» **Task instructions**
Copy out all lines from the entries below in which "this" occurs.

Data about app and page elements
-=-=-

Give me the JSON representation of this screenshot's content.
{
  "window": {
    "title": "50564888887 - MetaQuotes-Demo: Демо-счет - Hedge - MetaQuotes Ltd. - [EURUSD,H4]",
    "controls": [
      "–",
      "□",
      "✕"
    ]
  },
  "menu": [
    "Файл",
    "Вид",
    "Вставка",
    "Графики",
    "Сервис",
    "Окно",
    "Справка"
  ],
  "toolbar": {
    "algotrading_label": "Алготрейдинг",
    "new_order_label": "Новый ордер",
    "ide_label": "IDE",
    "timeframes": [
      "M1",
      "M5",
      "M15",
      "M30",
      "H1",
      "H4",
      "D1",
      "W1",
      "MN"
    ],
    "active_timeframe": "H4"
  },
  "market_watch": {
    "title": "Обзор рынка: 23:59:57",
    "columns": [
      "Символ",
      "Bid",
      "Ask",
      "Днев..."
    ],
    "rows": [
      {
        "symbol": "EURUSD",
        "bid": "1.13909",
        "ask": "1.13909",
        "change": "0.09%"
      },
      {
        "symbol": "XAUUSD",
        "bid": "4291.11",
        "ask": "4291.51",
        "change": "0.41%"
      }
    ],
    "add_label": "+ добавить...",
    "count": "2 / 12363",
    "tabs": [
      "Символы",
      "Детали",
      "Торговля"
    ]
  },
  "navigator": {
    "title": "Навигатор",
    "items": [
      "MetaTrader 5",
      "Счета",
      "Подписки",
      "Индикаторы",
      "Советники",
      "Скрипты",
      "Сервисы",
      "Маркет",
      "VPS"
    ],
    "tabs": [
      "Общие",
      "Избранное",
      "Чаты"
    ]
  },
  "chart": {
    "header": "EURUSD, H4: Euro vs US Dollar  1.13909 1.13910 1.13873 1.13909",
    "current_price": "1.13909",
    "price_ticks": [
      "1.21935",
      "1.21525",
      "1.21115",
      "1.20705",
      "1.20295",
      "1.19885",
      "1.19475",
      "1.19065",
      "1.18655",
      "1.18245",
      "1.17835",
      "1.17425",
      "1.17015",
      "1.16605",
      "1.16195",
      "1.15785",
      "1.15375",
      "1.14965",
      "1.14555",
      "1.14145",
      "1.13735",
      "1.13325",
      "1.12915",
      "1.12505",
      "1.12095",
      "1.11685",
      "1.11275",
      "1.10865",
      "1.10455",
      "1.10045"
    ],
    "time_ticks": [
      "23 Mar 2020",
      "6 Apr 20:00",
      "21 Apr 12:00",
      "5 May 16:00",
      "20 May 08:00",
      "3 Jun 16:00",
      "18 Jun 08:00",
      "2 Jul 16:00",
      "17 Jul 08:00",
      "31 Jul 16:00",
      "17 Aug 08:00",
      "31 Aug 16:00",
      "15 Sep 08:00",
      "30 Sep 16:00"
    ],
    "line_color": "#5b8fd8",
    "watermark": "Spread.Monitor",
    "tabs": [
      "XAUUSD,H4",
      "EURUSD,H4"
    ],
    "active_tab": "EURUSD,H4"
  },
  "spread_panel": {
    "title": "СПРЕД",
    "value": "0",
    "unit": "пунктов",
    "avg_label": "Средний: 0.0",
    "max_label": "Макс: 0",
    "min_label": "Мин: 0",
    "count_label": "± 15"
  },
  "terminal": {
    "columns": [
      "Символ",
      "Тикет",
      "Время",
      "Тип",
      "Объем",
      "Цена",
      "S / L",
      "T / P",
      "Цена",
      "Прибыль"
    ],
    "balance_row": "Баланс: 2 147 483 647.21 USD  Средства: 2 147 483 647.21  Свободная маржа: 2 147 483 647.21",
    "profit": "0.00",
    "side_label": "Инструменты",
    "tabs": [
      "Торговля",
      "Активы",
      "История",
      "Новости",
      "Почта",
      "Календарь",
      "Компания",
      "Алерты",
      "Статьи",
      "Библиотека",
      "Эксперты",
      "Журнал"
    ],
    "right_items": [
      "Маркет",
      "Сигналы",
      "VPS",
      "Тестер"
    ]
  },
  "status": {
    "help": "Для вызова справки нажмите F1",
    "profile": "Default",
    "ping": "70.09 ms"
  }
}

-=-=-

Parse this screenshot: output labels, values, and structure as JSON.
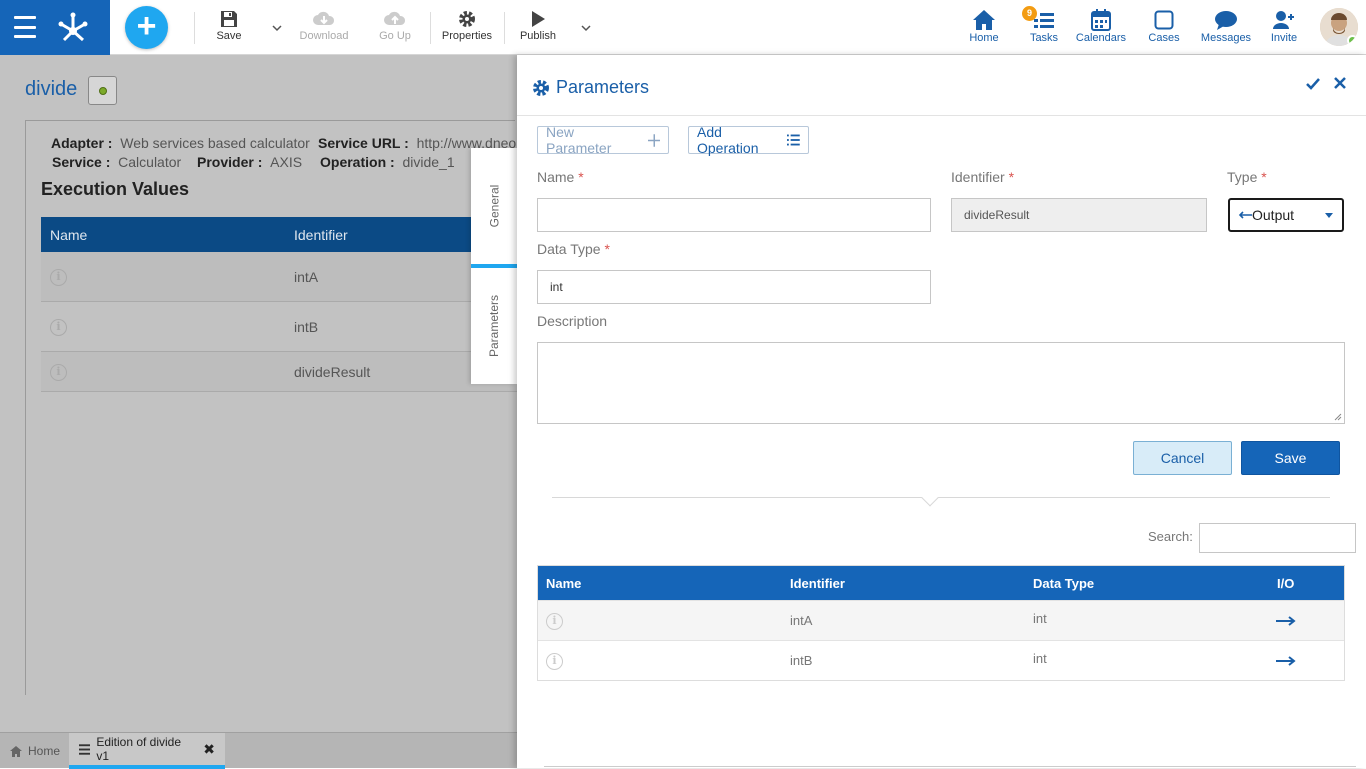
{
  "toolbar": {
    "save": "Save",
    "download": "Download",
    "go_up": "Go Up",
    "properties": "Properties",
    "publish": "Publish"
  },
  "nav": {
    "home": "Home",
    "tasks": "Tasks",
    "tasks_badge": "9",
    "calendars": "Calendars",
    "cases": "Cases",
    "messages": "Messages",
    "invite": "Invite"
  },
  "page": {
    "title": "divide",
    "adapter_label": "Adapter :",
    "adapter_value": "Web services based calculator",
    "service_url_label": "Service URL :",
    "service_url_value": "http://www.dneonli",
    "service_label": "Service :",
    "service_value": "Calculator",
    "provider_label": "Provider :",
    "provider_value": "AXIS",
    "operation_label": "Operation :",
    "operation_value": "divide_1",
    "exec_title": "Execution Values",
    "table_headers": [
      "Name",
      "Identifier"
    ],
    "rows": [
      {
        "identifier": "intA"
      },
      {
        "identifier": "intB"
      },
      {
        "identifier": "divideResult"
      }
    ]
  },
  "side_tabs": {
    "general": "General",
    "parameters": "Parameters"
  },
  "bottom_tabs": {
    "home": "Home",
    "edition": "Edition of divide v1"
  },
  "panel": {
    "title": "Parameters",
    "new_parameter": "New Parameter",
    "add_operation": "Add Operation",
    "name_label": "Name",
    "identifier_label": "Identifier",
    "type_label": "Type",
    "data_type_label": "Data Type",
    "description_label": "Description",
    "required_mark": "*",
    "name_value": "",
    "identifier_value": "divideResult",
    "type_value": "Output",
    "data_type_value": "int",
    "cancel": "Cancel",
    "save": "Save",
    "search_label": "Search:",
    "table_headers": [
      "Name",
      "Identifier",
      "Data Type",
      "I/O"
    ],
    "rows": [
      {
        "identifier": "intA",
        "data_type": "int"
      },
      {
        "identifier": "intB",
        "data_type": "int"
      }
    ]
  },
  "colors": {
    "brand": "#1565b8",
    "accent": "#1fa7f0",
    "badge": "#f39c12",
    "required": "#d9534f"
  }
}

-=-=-

» **Result of the exercise**
Give me the JSON representation of this screenshot's content.
Parse this screenshot: output labels, values, and structure as JSON.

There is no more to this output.